With a water resistance of 200 m (20 bar, 656 ft), the Multifort Chronograph Automatic is a great choice for divers and fans of water sports. The caliber 60 also powers this model. Beyond that, this watch shares very little with other Multifort chronographs. In addition to its chronograph pushers, it features a third pusher for setting the date at 10 o'clock. It also has a second crown that controls the internal diving bezel at 8 o'clock. This diving chronograph sells for about 1,700 USD.
The Multifort with a Second Time Zone
You'll also find watches with a second time zone in the Multifort collection. The Multifort Dual Time is one such timepiece. It gets its power from the GMT version of the caliber 80 (ETA C07.661). This movement displays the time in an additional time zone using a fourth hand and a 24-hour scale around the edge of the dial. The Dual Time is available in three designs: stainless steel with a blue dial, gold plated with an anthracite dial, and solid black. These practical timepieces cost between 880 and 1,100 USD.

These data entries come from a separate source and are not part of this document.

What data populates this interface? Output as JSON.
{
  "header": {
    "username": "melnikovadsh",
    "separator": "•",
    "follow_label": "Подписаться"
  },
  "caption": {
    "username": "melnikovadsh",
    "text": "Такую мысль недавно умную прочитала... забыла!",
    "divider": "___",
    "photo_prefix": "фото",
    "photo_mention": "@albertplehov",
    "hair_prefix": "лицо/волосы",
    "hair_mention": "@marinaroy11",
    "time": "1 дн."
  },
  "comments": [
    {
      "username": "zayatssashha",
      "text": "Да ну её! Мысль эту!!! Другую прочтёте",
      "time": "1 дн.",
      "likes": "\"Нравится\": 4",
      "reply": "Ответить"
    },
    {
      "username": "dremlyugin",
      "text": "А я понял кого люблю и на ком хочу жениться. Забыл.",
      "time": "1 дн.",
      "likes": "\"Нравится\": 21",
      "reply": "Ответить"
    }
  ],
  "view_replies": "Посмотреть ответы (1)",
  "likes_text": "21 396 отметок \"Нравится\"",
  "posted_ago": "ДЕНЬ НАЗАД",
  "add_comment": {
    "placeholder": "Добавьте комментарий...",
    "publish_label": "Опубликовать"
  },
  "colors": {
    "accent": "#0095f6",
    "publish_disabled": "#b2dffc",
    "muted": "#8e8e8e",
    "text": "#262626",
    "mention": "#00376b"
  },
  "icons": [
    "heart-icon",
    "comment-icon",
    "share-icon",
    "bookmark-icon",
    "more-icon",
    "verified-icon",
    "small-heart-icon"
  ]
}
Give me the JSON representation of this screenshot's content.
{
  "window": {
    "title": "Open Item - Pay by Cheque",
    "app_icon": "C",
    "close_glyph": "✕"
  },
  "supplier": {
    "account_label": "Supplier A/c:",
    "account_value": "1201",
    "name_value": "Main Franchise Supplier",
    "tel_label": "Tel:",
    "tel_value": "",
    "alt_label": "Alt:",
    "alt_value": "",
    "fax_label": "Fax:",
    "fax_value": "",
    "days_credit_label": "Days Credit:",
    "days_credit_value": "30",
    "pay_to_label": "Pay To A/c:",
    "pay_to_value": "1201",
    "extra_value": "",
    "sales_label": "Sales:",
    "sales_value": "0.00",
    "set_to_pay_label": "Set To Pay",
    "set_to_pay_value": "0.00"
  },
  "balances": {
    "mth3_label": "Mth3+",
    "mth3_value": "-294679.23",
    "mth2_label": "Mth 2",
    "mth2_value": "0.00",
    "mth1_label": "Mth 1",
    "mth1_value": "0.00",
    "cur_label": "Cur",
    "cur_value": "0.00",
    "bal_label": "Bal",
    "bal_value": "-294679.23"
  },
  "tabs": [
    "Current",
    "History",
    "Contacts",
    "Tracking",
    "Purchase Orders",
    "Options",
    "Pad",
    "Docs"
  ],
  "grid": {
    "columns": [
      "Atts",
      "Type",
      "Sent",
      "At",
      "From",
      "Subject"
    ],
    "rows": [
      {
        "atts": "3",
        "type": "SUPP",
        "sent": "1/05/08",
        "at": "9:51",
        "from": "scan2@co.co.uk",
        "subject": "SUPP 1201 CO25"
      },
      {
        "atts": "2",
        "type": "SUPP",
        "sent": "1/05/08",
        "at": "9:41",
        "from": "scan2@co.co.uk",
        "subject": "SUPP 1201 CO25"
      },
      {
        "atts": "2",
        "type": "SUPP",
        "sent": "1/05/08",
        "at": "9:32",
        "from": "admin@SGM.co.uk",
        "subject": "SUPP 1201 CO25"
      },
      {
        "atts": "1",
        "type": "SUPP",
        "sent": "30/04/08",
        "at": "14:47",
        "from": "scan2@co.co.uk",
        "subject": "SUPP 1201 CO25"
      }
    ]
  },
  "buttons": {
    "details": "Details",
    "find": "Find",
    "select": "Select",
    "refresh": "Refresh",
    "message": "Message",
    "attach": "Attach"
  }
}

The Multifort GMT also features a second time zone. Like the Dual Time, it has a fourth hand and internal bezel for showing the time in an additional time zone. The current version has an internal rotatable ring with 24 city names, each representing a different time zone. You can select the city using an extra crown at 4 o'clock, so you'll always know what time zone the GMT hand is set to. Earlier Multifort GMT models also feature an internal bezel ring. However, these rings have a conventional 24-scale with red and blue numerals. While newer watches have silver dials, older editions feature black dials. In terms of technology, both versions house the caliber 1193 with a 42-hour power reserve. This movement is based on the ETA 2893-2. Prices depend on the model and range from 840 to 1,000 USD.